I had a long conversation in the not too distant past with a former TAR Senior Editor, a head of a major accounting department, and a well respected head of a Big Ten PhD program.
Our consensus opinion was that given all the facts we knew about publishing research in accounting that a tough but achievable standard for top-tier accounting departments to set as the standard for promotion and tenure was four insightful top tier accounting publications plus a couple of other contributions. Top tier being defined as American Three or North American 4/5 or Top Five (RAS or AOS excluded). We all knew that at least in the USA folks cannot list more journals then the have fingers and thumb on one hand so it is hard to make the case for the FT6 accounting journals.

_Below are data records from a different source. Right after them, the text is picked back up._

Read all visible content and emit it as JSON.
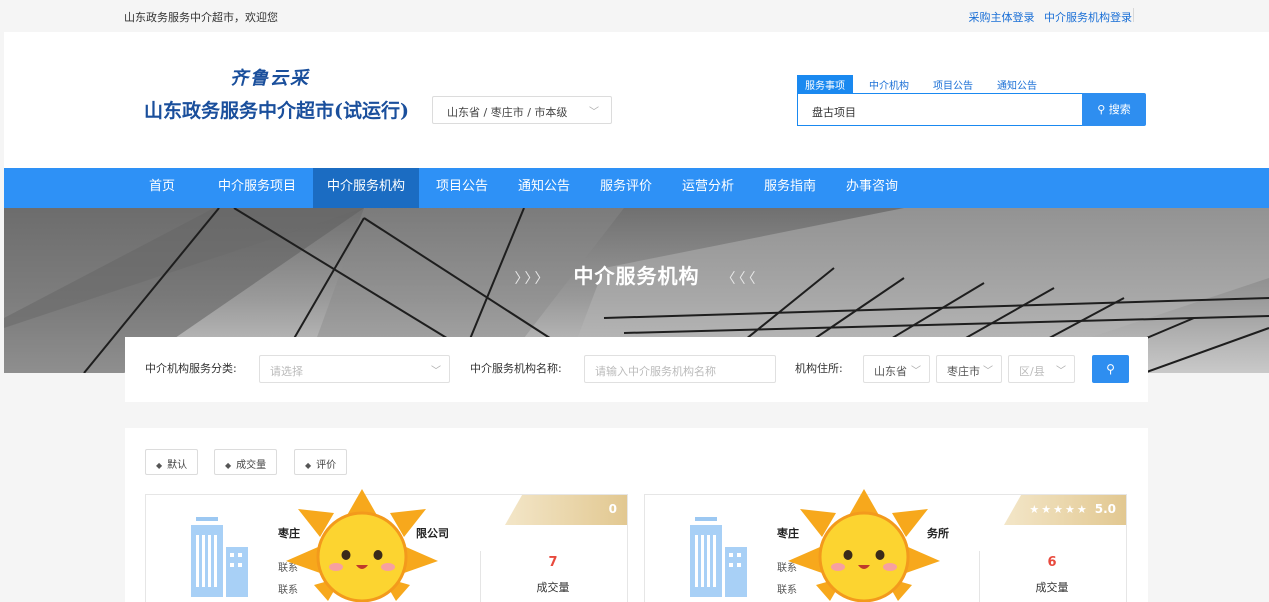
{
  "topbar": {
    "welcome": "山东政务服务中介超市，欢迎您",
    "login_buyer": "采购主体登录",
    "login_agency": "中介服务机构登录"
  },
  "header": {
    "logo_top": "齐鲁云采",
    "logo_main": "山东政务服务中介超市(试运行)",
    "region": "山东省 / 枣庄市 / 市本级",
    "search_tabs": [
      "服务事项",
      "中介机构",
      "项目公告",
      "通知公告"
    ],
    "search_value": "盘古项目",
    "search_button": "搜索"
  },
  "nav": {
    "items": [
      "首页",
      "中介服务项目",
      "中介服务机构",
      "项目公告",
      "通知公告",
      "服务评价",
      "运营分析",
      "服务指南",
      "办事咨询"
    ],
    "active": "中介服务机构"
  },
  "banner": {
    "left_arrows": "〉〉〉",
    "title": "中介服务机构",
    "right_arrows": "〈〈〈"
  },
  "filter": {
    "category_label": "中介机构服务分类:",
    "category_placeholder": "请选择",
    "name_label": "中介服务机构名称:",
    "name_placeholder": "请输入中介服务机构名称",
    "address_label": "机构住所:",
    "province": "山东省",
    "city": "枣庄市",
    "district_placeholder": "区/县"
  },
  "sort": {
    "default": "默认",
    "volume": "成交量",
    "rating": "评价"
  },
  "cards": [
    {
      "name_start": "枣庄",
      "name_end": "限公司",
      "line1": "联系",
      "line2": "联系",
      "ribbon": "0",
      "count": "7",
      "count_label": "成交量"
    },
    {
      "name_start": "枣庄",
      "name_end": "务所",
      "line1": "联系",
      "line2": "联系",
      "stars": "★★★★★",
      "ribbon": "5.0",
      "count": "6",
      "count_label": "成交量"
    }
  ],
  "colors": {
    "nav": "#2e91f6",
    "nav_active": "#1b6cc2",
    "accent": "#2e8ef0",
    "count": "#e84a3e",
    "ribbon": "#e2c891"
  },
  "icons": [
    "search-icon",
    "chevron-down-icon",
    "sort-icon",
    "building-icon",
    "sun-sticker-icon",
    "star-icon"
  ]
}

In other words if we talk management accounting for a moment a “stretch” but not an impossible goal for a well trained, well motivated new PhD with the resources of a major accounting department, likely with a doctoral program (albeit there are noticeable exceptions Notre Dame, Boston College and the like) behind them.
Yet at the same time we know that many schools state the target at six A level publications (as defined in the previous paragraph) with a handful saying more? What sort of dysfunctional choices does that lead young academics to having a target that is well beyond “stretch”? The BYU boys report that the median publications of promoted faculty in the top 15 US MBA business school is 5.9! So are we setting a reasonable target when only scholars at the top 15 US MBA program have on average achieved that benchmark (i.e. 50% of all those promoted had six publications) ??????? What about 1/3 promoted at these top institutions that did not have the magic number 6???? Were those mistakes?????
I ran a few numbers using my love-hate BYU data base.
2007-2013 there were a total across all ranks of about 95 accounting authors had six or more publications in the FT6.
2000-2007 there were a total across all ranks of about 95 (no typo) accounting authors had six or more publications in the FT 6.
NOTE that is across ALL ranks. As I read through the former list I was able to safely say that over 60% of those on the list were folks that began the year 2007 safely tenured many of them being full professors.
As you know, we have a couple of papers on this. We put a lot of the data online and so you can find it at http://www.byuaccounting.net/tenure/main.php. What I think is a particularly interesting look at the data is to just look at the distribution of successfully promoted faculty at the top 75 institutions (http://www.byuaccounting.net/tenure/assocdecile.php). If you do this, then about 50% of the successfully promoted professors (going from assistant to associate) have 4 “As.” About 15% have 6 or more. What should be the “magic” number (or should there even be a number) is a great question for the academy to debate.
If you want any additional numbers, I’d be happy to try and produce them.